▸ **EXERCISE PROMPT**: Determine how many lines in the entries below contain the word "Then". The reply is that number alone.

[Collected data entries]
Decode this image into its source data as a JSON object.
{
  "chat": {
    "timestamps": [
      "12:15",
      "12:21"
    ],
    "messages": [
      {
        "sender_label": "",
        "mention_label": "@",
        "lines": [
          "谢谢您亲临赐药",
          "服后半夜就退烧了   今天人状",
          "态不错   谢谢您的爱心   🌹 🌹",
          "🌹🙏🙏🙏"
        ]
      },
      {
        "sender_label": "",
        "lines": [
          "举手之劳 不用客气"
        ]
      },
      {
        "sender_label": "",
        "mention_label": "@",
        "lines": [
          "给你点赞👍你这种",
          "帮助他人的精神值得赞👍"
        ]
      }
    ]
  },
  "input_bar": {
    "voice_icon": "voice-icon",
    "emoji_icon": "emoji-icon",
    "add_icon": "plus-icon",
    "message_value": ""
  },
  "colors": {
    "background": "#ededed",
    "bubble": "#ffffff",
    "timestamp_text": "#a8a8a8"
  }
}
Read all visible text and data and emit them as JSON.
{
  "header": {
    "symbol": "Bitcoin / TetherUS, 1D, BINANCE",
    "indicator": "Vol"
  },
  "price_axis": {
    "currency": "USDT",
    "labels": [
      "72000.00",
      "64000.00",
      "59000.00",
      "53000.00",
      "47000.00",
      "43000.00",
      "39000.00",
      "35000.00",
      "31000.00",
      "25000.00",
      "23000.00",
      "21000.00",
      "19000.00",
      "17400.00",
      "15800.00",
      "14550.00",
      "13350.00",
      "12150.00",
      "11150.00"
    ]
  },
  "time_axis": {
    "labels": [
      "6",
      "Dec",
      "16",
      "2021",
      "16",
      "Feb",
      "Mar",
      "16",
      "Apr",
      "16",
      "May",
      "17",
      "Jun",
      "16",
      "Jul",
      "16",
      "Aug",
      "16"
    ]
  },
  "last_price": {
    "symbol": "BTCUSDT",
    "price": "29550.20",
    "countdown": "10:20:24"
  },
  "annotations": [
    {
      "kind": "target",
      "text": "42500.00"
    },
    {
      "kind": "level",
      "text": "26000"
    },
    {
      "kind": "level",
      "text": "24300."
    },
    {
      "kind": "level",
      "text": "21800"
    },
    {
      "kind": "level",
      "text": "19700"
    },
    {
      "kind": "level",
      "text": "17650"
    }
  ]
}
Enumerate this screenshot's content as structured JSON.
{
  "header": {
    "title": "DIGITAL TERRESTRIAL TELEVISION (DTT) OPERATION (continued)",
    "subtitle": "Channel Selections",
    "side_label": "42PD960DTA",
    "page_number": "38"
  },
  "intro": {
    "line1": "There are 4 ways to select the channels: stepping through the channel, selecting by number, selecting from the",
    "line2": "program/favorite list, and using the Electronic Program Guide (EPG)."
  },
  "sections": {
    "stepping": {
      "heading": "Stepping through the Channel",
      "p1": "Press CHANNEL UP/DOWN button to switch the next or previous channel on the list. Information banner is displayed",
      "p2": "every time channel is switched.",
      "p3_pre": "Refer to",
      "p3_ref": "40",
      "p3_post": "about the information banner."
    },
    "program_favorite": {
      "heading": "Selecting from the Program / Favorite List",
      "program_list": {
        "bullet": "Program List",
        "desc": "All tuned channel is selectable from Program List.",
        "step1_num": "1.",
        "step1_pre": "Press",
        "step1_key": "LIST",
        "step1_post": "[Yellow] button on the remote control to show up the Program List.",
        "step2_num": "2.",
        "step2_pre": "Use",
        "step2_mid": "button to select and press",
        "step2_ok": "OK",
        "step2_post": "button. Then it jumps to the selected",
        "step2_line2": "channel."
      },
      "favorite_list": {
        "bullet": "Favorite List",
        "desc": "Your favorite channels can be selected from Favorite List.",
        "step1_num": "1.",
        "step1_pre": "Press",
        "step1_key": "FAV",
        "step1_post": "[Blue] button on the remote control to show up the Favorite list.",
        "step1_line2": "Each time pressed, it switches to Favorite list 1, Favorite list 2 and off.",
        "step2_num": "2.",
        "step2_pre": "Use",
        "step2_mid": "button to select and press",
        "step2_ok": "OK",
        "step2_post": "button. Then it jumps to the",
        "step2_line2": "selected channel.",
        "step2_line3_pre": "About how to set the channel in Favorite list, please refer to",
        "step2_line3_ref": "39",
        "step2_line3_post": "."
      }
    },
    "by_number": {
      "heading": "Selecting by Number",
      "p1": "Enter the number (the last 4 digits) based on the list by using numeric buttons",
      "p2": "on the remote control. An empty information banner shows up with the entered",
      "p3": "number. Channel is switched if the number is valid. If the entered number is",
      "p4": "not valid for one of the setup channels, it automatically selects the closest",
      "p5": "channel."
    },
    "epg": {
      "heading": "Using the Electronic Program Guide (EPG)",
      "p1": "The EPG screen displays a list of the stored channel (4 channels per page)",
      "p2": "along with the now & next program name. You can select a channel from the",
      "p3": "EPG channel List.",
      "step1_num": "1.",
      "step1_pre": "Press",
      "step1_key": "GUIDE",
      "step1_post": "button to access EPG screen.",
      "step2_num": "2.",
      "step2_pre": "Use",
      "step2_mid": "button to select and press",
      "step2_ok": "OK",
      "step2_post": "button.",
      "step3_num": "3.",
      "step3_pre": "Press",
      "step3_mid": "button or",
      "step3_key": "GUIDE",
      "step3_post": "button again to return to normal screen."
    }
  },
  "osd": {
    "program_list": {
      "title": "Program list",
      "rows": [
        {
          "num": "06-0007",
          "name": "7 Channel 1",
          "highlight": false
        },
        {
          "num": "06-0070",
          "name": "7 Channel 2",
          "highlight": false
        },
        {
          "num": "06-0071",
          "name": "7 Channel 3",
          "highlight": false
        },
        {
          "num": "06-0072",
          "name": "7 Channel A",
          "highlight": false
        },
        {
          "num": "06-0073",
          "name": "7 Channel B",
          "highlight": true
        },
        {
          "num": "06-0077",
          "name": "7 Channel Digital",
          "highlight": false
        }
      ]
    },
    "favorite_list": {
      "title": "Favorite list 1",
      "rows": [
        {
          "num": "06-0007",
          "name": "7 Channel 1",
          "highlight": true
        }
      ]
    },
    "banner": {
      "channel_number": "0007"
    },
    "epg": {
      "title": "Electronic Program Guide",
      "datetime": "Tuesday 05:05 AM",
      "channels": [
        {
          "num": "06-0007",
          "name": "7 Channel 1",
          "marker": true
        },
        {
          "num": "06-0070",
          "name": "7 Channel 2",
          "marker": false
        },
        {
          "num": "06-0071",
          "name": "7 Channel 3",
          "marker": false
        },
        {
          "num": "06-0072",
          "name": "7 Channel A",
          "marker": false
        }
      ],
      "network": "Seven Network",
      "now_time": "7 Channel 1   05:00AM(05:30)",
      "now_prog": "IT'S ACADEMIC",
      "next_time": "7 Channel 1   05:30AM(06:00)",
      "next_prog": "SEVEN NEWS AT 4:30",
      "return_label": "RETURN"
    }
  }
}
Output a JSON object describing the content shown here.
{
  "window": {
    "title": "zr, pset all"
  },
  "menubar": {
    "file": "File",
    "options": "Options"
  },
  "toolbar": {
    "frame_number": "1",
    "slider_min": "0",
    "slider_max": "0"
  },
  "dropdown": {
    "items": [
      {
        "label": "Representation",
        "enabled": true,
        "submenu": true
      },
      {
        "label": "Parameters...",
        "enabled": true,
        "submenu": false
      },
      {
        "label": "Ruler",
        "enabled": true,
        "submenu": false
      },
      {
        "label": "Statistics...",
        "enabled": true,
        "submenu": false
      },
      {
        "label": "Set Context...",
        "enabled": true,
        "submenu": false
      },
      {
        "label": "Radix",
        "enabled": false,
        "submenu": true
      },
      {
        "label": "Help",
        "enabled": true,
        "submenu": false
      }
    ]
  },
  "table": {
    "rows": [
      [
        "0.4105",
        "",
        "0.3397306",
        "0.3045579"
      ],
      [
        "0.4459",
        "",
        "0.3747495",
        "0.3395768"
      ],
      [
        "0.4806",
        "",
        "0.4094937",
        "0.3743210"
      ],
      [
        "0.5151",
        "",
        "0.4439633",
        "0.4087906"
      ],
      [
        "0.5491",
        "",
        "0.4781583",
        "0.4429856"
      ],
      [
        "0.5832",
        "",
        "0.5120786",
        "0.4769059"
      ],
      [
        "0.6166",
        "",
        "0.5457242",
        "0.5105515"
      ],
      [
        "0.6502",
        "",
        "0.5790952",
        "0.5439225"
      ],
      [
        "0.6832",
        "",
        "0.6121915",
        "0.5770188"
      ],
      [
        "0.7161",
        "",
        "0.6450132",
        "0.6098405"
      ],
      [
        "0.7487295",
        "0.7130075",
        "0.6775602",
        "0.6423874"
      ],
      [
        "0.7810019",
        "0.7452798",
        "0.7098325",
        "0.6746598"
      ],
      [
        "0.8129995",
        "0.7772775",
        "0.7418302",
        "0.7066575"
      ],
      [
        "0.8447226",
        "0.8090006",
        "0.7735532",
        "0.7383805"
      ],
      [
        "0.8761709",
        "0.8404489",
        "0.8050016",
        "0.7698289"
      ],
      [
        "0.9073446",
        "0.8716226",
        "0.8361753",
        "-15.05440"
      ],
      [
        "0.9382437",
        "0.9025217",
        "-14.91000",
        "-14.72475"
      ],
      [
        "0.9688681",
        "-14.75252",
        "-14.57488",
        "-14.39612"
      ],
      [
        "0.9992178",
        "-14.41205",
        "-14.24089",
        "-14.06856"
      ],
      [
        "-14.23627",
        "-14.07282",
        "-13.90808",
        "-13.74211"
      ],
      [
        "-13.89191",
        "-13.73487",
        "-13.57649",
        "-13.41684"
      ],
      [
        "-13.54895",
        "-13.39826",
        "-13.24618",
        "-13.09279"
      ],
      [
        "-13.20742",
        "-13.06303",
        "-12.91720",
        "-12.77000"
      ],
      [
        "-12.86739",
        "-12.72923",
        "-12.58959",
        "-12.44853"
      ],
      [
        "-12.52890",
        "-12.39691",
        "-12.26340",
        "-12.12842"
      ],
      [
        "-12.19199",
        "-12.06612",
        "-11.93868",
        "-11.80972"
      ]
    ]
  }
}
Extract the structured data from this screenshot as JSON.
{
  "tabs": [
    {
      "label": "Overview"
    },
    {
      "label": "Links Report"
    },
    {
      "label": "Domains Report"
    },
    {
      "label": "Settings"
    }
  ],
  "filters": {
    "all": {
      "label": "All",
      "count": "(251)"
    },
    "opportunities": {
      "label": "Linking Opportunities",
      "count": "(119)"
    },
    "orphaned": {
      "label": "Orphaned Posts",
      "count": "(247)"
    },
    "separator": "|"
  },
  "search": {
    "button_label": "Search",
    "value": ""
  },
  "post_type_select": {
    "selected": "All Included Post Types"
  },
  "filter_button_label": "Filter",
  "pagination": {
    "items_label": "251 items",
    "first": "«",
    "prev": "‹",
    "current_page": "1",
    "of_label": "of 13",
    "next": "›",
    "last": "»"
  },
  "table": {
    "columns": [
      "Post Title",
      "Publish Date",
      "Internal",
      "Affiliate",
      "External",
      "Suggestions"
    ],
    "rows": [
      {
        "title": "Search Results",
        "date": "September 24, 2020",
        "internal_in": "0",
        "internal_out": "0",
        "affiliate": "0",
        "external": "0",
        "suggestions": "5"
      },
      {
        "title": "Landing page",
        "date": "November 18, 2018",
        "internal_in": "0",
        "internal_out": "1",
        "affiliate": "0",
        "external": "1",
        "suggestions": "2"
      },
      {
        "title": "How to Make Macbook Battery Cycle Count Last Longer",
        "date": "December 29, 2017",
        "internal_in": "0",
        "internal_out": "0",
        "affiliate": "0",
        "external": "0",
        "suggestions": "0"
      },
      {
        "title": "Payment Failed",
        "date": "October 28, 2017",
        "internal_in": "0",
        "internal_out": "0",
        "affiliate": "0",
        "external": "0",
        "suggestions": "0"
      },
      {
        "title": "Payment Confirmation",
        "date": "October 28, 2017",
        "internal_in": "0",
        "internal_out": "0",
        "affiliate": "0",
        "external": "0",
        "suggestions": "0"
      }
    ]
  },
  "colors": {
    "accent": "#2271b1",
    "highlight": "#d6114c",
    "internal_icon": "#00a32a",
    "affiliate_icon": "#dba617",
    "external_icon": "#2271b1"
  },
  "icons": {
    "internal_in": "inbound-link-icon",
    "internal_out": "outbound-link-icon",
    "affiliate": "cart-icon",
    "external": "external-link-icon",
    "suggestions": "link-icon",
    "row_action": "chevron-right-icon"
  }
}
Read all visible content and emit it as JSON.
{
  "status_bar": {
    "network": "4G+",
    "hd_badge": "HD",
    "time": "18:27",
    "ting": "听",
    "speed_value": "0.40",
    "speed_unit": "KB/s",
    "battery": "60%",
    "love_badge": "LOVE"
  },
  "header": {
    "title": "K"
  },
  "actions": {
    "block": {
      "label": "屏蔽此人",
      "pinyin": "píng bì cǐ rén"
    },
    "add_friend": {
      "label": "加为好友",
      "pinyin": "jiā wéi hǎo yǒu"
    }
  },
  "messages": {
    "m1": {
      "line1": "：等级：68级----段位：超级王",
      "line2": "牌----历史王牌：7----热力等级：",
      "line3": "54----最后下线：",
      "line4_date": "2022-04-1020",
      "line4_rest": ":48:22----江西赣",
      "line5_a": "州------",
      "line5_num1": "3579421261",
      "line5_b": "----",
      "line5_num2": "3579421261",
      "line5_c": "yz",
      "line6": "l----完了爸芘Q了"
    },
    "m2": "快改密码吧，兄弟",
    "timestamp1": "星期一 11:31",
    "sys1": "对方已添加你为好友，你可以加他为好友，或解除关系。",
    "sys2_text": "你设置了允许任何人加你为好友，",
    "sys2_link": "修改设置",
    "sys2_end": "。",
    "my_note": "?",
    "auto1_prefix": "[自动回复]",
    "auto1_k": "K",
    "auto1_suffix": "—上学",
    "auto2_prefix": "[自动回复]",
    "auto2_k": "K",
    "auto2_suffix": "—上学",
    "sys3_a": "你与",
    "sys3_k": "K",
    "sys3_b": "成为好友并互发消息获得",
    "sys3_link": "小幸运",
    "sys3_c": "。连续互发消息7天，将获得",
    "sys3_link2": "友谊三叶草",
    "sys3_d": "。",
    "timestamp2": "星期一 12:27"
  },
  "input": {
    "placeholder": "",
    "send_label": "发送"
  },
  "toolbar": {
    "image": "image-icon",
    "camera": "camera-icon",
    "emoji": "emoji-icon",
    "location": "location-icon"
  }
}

▸ **FINISHED EXERCISE**: 2